Although she thinks teachers should be more understanding and pay more attention to the calendars, she also believes that the responsibility of reducing stress lies somewhat on the students themselves to manage their time and balance school and extracurricular activities.

For French teacher Melanie Lhomme, it can be challenging to take into account everyone’s test dates in a class with sophomores, juniors and seniors. However, she compensates for that by making Thursday an ideal test date, because of the lack of tests in other subjects. She has also always been using some form of a conflict calendar in her classroom before they were implemented school-wide.

“I think there’s a lot of measures we should be taking [to alleviate stress],” Lhomme said, “but you have to take it one step at a time, and I think [a conflict calendar] is a good step to take.”

Managing stress

As a new teacher this year, math teacher Michael Lordan immediately noticed the high levels of stress at MVHS. He thinks the stress is particularly prominent compared to other high schools, and is open to new ways to combat that stress. He understands students’ heavy workloads, and tries to help by taking into account students’ schedules through the conflict calendar.

“Ideally, students would start studying for tests way in advance, but I realize that often isn’t the case,” Lordan said. “If a lot of tests coincide on the same day, it can be hard for students to cope with.”

In addition to implementing conflict calendars, MVHS has conducted surveys for a second tutorial and later school start times, all in an effort to reduce student stress. Although these goals are still being worked towards, Kaufman believes that the community needs to focus on all aspects of stress. When teachers are stressed, that transfers to the students, and the pressure students put on themselves causes more anxiety.
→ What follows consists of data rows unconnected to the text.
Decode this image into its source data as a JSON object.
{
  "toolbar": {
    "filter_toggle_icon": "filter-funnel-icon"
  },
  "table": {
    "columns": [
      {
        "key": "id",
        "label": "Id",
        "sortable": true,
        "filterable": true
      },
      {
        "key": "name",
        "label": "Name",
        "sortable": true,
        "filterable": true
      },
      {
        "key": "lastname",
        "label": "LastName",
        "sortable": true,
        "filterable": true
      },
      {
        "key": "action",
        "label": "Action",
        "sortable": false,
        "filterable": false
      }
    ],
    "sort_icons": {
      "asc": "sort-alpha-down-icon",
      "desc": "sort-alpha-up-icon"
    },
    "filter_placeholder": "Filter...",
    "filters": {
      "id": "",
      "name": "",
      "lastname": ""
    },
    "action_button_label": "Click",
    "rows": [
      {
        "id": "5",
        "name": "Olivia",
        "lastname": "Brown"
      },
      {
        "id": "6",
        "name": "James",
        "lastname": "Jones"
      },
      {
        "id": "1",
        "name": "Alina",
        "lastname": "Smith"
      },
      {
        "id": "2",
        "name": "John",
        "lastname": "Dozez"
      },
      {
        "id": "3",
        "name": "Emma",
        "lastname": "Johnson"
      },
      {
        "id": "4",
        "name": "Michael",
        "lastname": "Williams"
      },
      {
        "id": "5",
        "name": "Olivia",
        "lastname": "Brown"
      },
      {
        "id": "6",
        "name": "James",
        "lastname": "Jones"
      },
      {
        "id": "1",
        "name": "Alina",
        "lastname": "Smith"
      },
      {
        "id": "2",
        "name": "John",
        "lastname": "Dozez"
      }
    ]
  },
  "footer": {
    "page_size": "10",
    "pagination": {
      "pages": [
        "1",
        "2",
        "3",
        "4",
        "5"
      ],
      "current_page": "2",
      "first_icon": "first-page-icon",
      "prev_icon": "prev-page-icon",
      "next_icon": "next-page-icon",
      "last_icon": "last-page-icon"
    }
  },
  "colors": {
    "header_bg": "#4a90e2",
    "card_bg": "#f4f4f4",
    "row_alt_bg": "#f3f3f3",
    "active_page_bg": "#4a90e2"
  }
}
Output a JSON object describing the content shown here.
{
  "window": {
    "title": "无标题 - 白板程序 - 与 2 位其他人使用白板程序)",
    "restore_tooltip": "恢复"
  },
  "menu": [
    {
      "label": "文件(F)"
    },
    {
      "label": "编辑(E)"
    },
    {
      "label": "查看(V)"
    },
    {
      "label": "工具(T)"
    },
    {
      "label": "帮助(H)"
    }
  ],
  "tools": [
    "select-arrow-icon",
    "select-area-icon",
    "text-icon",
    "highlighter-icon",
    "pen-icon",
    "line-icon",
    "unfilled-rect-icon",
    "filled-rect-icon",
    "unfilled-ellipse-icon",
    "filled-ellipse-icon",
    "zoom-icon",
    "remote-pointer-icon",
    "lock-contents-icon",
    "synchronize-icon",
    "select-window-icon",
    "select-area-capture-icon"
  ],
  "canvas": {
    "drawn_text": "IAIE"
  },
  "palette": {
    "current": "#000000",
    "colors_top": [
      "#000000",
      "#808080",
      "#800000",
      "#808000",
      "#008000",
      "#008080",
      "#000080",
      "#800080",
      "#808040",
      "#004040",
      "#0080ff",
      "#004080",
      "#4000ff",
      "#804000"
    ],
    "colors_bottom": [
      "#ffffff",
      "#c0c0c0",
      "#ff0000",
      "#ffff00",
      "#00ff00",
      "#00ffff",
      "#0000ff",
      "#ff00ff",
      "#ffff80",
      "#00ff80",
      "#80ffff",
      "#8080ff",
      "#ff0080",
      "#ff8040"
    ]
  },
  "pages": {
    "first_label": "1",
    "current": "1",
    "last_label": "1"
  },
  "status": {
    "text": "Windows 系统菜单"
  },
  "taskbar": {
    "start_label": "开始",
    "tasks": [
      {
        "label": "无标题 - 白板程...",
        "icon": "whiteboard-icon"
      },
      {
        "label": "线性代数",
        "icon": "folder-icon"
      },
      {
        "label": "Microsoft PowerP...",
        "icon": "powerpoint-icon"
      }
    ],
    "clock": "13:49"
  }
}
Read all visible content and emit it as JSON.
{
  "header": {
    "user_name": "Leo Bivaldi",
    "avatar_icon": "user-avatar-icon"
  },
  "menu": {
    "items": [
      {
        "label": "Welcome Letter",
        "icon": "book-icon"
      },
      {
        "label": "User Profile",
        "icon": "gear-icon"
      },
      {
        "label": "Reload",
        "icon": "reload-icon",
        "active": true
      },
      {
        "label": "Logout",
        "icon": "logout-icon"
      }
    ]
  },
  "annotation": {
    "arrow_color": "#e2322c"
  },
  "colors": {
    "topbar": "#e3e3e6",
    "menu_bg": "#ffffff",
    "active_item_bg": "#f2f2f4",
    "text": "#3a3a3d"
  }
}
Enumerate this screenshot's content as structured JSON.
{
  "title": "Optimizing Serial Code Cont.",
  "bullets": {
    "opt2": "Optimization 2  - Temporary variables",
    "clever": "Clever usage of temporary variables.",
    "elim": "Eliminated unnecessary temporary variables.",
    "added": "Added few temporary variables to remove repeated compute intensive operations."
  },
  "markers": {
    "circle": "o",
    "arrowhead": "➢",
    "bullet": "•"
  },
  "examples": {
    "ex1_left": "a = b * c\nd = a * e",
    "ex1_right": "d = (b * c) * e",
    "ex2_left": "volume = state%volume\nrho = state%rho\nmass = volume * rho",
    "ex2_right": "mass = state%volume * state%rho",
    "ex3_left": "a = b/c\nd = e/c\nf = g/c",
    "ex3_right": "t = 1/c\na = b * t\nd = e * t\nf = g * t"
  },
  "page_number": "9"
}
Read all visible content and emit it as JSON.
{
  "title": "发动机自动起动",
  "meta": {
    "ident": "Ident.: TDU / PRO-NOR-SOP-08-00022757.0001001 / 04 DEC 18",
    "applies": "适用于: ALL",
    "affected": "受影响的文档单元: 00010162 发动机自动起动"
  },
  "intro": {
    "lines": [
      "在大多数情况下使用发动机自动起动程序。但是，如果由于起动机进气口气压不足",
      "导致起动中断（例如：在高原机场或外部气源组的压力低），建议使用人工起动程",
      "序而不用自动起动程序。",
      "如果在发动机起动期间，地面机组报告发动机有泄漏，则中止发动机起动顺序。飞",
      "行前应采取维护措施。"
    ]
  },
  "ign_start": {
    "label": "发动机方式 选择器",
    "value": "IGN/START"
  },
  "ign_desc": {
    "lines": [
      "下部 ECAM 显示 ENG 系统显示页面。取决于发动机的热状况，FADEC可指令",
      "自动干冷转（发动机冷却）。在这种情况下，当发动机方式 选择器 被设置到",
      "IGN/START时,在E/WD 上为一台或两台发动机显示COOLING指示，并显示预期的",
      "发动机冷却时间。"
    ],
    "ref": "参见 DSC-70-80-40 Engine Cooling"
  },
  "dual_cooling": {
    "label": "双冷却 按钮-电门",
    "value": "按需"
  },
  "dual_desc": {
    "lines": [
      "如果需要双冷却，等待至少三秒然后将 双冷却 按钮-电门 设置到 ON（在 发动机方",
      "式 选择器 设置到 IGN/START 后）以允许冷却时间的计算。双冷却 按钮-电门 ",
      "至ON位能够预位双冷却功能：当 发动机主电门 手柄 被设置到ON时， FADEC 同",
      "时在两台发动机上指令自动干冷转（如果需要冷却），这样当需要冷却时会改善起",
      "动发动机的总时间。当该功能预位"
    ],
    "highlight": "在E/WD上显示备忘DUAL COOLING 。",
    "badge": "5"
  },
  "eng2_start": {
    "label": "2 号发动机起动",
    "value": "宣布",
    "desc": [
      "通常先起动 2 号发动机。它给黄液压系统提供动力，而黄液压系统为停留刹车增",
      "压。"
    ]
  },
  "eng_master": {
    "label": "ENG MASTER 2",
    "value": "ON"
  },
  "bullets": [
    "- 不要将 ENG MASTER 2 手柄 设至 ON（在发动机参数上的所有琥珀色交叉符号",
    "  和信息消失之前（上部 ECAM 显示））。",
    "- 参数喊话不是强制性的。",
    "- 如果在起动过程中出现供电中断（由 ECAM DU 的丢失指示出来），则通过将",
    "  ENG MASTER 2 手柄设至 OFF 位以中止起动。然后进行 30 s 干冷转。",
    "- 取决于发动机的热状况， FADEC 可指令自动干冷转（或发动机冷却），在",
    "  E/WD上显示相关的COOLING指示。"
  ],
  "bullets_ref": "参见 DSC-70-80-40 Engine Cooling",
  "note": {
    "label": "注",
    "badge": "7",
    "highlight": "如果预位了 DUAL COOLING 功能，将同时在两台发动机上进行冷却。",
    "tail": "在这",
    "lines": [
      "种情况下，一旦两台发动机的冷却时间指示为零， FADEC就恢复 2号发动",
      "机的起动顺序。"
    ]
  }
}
She emphasizes that students need to manage their expectations because expecting perfection leads to more stress when perfection can’t be achieved.

“School is a learning process, and part of learning is not being perfect and falling flat on your face.” Kaufman said. “We’re all afraid of making a mistake that it becomes a really stressful environment.”